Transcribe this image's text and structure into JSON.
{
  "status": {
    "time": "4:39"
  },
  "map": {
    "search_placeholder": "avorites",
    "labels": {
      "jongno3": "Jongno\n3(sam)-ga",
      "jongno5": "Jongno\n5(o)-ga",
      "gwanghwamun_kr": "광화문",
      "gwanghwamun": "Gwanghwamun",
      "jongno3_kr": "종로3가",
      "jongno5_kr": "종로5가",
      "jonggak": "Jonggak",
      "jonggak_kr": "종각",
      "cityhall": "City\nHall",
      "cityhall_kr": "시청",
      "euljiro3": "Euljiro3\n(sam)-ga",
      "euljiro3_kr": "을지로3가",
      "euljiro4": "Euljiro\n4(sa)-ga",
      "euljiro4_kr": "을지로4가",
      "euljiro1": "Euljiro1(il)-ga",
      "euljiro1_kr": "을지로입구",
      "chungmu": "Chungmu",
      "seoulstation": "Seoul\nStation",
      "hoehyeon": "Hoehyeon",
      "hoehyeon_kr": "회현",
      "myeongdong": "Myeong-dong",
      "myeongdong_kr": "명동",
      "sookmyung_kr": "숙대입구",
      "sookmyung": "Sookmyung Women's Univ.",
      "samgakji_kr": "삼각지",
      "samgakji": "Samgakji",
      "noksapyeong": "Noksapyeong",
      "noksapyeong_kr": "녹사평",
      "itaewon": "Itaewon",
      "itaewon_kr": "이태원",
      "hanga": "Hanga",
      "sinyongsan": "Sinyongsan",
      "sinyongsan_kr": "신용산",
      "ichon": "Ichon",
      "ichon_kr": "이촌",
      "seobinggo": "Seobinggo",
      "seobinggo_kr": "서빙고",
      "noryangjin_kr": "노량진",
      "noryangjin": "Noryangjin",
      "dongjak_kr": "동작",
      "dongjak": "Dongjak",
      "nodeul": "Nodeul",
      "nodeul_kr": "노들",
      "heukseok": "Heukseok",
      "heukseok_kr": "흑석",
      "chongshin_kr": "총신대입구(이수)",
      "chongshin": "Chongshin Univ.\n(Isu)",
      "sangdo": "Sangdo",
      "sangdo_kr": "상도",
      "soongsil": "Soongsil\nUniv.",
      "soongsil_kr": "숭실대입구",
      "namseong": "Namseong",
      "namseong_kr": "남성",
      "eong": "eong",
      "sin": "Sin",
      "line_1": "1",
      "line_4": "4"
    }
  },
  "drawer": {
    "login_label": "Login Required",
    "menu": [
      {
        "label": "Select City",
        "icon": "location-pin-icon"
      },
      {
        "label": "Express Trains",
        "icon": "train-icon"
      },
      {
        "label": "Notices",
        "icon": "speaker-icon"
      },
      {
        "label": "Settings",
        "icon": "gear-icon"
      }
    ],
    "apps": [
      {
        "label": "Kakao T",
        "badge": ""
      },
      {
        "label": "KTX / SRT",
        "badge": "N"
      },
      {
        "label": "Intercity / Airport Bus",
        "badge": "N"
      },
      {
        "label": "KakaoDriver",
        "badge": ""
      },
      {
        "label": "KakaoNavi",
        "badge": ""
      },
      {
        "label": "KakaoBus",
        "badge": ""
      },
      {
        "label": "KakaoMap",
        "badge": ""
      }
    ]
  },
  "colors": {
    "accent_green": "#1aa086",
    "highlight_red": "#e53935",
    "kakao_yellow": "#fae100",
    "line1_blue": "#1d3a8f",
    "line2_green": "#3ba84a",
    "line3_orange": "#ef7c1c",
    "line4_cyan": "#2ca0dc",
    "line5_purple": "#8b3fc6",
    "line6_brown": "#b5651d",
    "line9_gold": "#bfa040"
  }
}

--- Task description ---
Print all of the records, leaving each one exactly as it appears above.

--- Exercise answer ---
Transcribe this image's text and structure into JSON.
{
  "status": {
    "time": "4:39"
  },
  "map": {
    "search_placeholder": "avorites",
    "labels": {
      "jongno3": "Jongno\n3(sam)-ga",
      "jongno5": "Jongno\n5(o)-ga",
      "gwanghwamun_kr": "광화문",
      "gwanghwamun": "Gwanghwamun",
      "jongno3_kr": "종로3가",
      "jongno5_kr": "종로5가",
      "jonggak": "Jonggak",
      "jonggak_kr": "종각",
      "cityhall": "City\nHall",
      "cityhall_kr": "시청",
      "euljiro3": "Euljiro3\n(sam)-ga",
      "euljiro3_kr": "을지로3가",
      "euljiro4": "Euljiro\n4(sa)-ga",
      "euljiro4_kr": "을지로4가",
      "euljiro1": "Euljiro1(il)-ga",
      "euljiro1_kr": "을지로입구",
      "chungmu": "Chungmu",
      "seoulstation": "Seoul\nStation",
      "hoehyeon": "Hoehyeon",
      "hoehyeon_kr": "회현",
      "myeongdong": "Myeong-dong",
      "myeongdong_kr": "명동",
      "sookmyung_kr": "숙대입구",
      "sookmyung": "Sookmyung Women's Univ.",
      "samgakji_kr": "삼각지",
      "samgakji": "Samgakji",
      "noksapyeong": "Noksapyeong",
      "noksapyeong_kr": "녹사평",
      "itaewon": "Itaewon",
      "itaewon_kr": "이태원",
      "hanga": "Hanga",
      "sinyongsan": "Sinyongsan",
      "sinyongsan_kr": "신용산",
      "ichon": "Ichon",
      "ichon_kr": "이촌",
      "seobinggo": "Seobinggo",
      "seobinggo_kr": "서빙고",
      "noryangjin_kr": "노량진",
      "noryangjin": "Noryangjin",
      "dongjak_kr": "동작",
      "dongjak": "Dongjak",
      "nodeul": "Nodeul",
      "nodeul_kr": "노들",
      "heukseok": "Heukseok",
      "heukseok_kr": "흑석",
      "chongshin_kr": "총신대입구(이수)",
      "chongshin": "Chongshin Univ.\n(Isu)",
      "sangdo": "Sangdo",
      "sangdo_kr": "상도",
      "soongsil": "Soongsil\nUniv.",
      "soongsil_kr": "숭실대입구",
      "namseong": "Namseong",
      "namseong_kr": "남성",
      "eong": "eong",
      "sin": "Sin",
      "line_1": "1",
      "line_4": "4"
    }
  },
  "drawer": {
    "login_label": "Login Required",
    "menu": [
      {
        "label": "Select City",
        "icon": "location-pin-icon"
      },
      {
        "label": "Express Trains",
        "icon": "train-icon"
      },
      {
        "label": "Notices",
        "icon": "speaker-icon"
      },
      {
        "label": "Settings",
        "icon": "gear-icon"
      }
    ],
    "apps": [
      {
        "label": "Kakao T",
        "badge": ""
      },
      {
        "label": "KTX / SRT",
        "badge": "N"
      },
      {
        "label": "Intercity / Airport Bus",
        "badge": "N"
      },
      {
        "label": "KakaoDriver",
        "badge": ""
      },
      {
        "label": "KakaoNavi",
        "badge": ""
      },
      {
        "label": "KakaoBus",
        "badge": ""
      },
      {
        "label": "KakaoMap",
        "badge": ""
      }
    ]
  },
  "colors": {
    "accent_green": "#1aa086",
    "highlight_red": "#e53935",
    "kakao_yellow": "#fae100",
    "line1_blue": "#1d3a8f",
    "line2_green": "#3ba84a",
    "line3_orange": "#ef7c1c",
    "line4_cyan": "#2ca0dc",
    "line5_purple": "#8b3fc6",
    "line6_brown": "#b5651d",
    "line9_gold": "#bfa040"
  }
}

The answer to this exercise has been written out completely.